Thoughtful post by David Robinson on Freedom to Tinker.
A couple of weeks ago, Julian Sanchez at Ars Technica, Ben Smith at Politico and others noted a disturbing pattern on the incoming Obama administration's Change.gov website: polite but pointed user-submitted questions about the Blagojevich scandal and other potentially uncomfortable topics were being flagged as "inappropriate" by other visitors to the site.
In less than a week, more than a million votes-for-particular-questions were cast. The transition team closed submissions and posted answers to the five most popular questions. The usefulness and interest of these answers was sharply limited: They reiterated some of the key talking points and platform language of Obama's campaign without providing any new information. The transition site is now hosting a second round of this process.
It shouldn't surprise us that there are, among the Presdient-elect's many supporters, some who would rather protect their man from inconvenient questions.

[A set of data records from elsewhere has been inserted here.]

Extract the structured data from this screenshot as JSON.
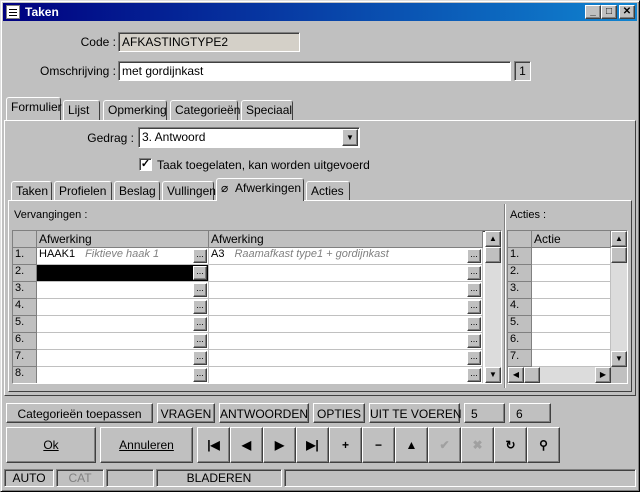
{
  "window": {
    "title": "Taken",
    "minimize": "_",
    "maximize": "□",
    "close": "✕"
  },
  "form": {
    "code_label": "Code :",
    "code_value": "AFKASTINGTYPE2",
    "omschrijving_label": "Omschrijving :",
    "omschrijving_value": "met gordijnkast",
    "omschrijving_count": "1"
  },
  "tabs": [
    {
      "label": "Formulier"
    },
    {
      "label": "Lijst"
    },
    {
      "label": "Opmerking"
    },
    {
      "label": "Categorieën"
    },
    {
      "label": "Speciaal"
    }
  ],
  "gedrag": {
    "label": "Gedrag :",
    "value": "3.  Antwoord"
  },
  "checkbox": {
    "label": "Taak toegelaten, kan worden uitgevoerd",
    "checked": true
  },
  "subtabs": [
    {
      "label": "Taken"
    },
    {
      "label": "Profielen"
    },
    {
      "label": "Beslag"
    },
    {
      "label": "Vullingen"
    },
    {
      "label": "Afwerkingen",
      "icon": "paperclip-icon"
    },
    {
      "label": "Acties"
    }
  ],
  "vervangingen": {
    "title": "Vervangingen :",
    "headers": [
      "Afwerking",
      "Afwerking"
    ],
    "rows": [
      {
        "n": "1.",
        "code1": "HAAK1",
        "desc1": "Fiktieve haak 1",
        "code2": "A3",
        "desc2": "Raamafkast type1 + gordijnkast"
      },
      {
        "n": "2.",
        "code1": "",
        "desc1": "",
        "code2": "",
        "desc2": ""
      },
      {
        "n": "3.",
        "code1": "",
        "desc1": "",
        "code2": "",
        "desc2": ""
      },
      {
        "n": "4.",
        "code1": "",
        "desc1": "",
        "code2": "",
        "desc2": ""
      },
      {
        "n": "5.",
        "code1": "",
        "desc1": "",
        "code2": "",
        "desc2": ""
      },
      {
        "n": "6.",
        "code1": "",
        "desc1": "",
        "code2": "",
        "desc2": ""
      },
      {
        "n": "7.",
        "code1": "",
        "desc1": "",
        "code2": "",
        "desc2": ""
      },
      {
        "n": "8.",
        "code1": "",
        "desc1": "",
        "code2": "",
        "desc2": ""
      }
    ],
    "selected_row": 2
  },
  "acties": {
    "title": "Acties :",
    "header": "Actie",
    "rows": [
      "1.",
      "2.",
      "3.",
      "4.",
      "5.",
      "6.",
      "7."
    ]
  },
  "buttonbar": [
    "Categorieën toepassen",
    "VRAGEN",
    "ANTWOORDEN",
    "OPTIES",
    "UIT TE VOEREN",
    "5",
    "6"
  ],
  "actions": {
    "ok": "Ok",
    "annuleren": "Annuleren"
  },
  "nav_icons": [
    "first-record-icon",
    "prev-record-icon",
    "next-record-icon",
    "last-record-icon",
    "add-icon",
    "delete-icon",
    "up-icon",
    "confirm-icon",
    "cancel-icon",
    "refresh-icon",
    "find-icon"
  ],
  "nav_glyphs": [
    "|◀",
    "◀",
    "▶",
    "▶|",
    "+",
    "−",
    "▲",
    "✔",
    "✖",
    "↻",
    "⚲"
  ],
  "status": [
    "AUTO",
    "CAT",
    "",
    "BLADEREN",
    ""
  ]
}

And for all the enthusiastic talk about wide-open debate, a crowdsourced system that lets anyone flag an item as inappropriate can give these few a perverse kind of veto over the discussion.
If the site's operators recognize this kind of deliberative narrowing as a problem, there are ways to deal with it…

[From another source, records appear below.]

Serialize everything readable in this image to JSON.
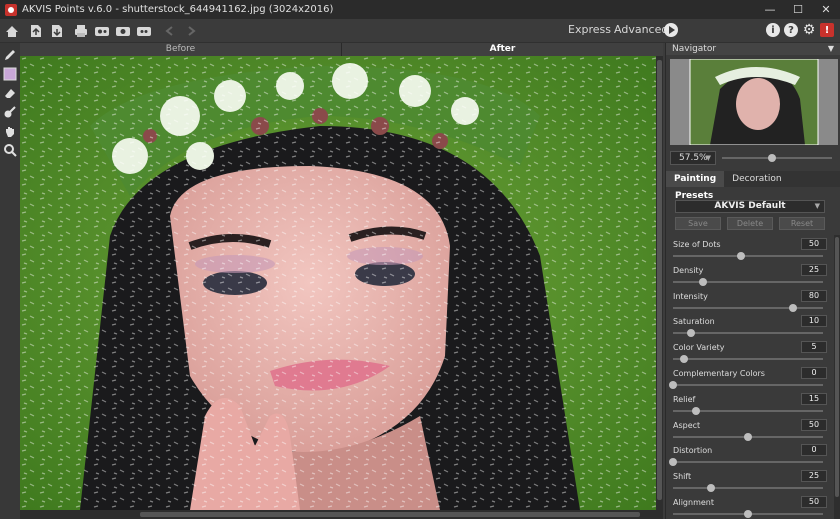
{
  "window": {
    "title": "AKVIS Points v.6.0 - shutterstock_644941162.jpg (3024x2016)",
    "minimize": "—",
    "maximize": "☐",
    "close": "✕"
  },
  "toolbar": {
    "icons": [
      "home-icon",
      "open-icon",
      "save-icon",
      "print-icon",
      "share-icon",
      "settings-batch-icon",
      "plugin-icon",
      "undo-icon",
      "redo-icon"
    ],
    "express_label": "Express",
    "advanced_label": "Advanced",
    "info_label": "i",
    "help_label": "?",
    "prefs_label": "⚙",
    "bookmark_label": "!"
  },
  "left_tools": [
    "pencil-tool-icon",
    "color-swatch-icon",
    "eraser-icon",
    "dropper-icon",
    "hand-icon",
    "zoom-icon"
  ],
  "canvas_tabs": {
    "before": "Before",
    "after": "After"
  },
  "navigator": {
    "title": "Navigator",
    "zoom_value": "57.5%",
    "zoom_level": 0.45
  },
  "panel_tabs": {
    "painting": "Painting",
    "decoration": "Decoration"
  },
  "presets": {
    "label": "Presets",
    "selected": "AKVIS Default",
    "save": "Save",
    "delete": "Delete",
    "reset": "Reset"
  },
  "params": [
    {
      "label": "Size of Dots",
      "value": "50",
      "level": 0.45
    },
    {
      "label": "Density",
      "value": "25",
      "level": 0.2
    },
    {
      "label": "Intensity",
      "value": "80",
      "level": 0.8
    },
    {
      "label": "Saturation",
      "value": "10",
      "level": 0.12
    },
    {
      "label": "Color Variety",
      "value": "5",
      "level": 0.07
    },
    {
      "label": "Complementary Colors",
      "value": "0",
      "level": 0.0
    },
    {
      "label": "Relief",
      "value": "15",
      "level": 0.15
    },
    {
      "label": "Aspect",
      "value": "50",
      "level": 0.5
    },
    {
      "label": "Distortion",
      "value": "0",
      "level": 0.0
    },
    {
      "label": "Shift",
      "value": "25",
      "level": 0.25
    },
    {
      "label": "Alignment",
      "value": "50",
      "level": 0.5
    }
  ]
}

There’s an interesting parallel here between the mindset of Obama supporters and that of ANC supporters when Mandela came to power in South Africa. I knew several South African journalists who had been passionate opponents of apartheid and who found it very difficult to report frankly on the deficiencies of the new black government run by people who they had hither admired and supported.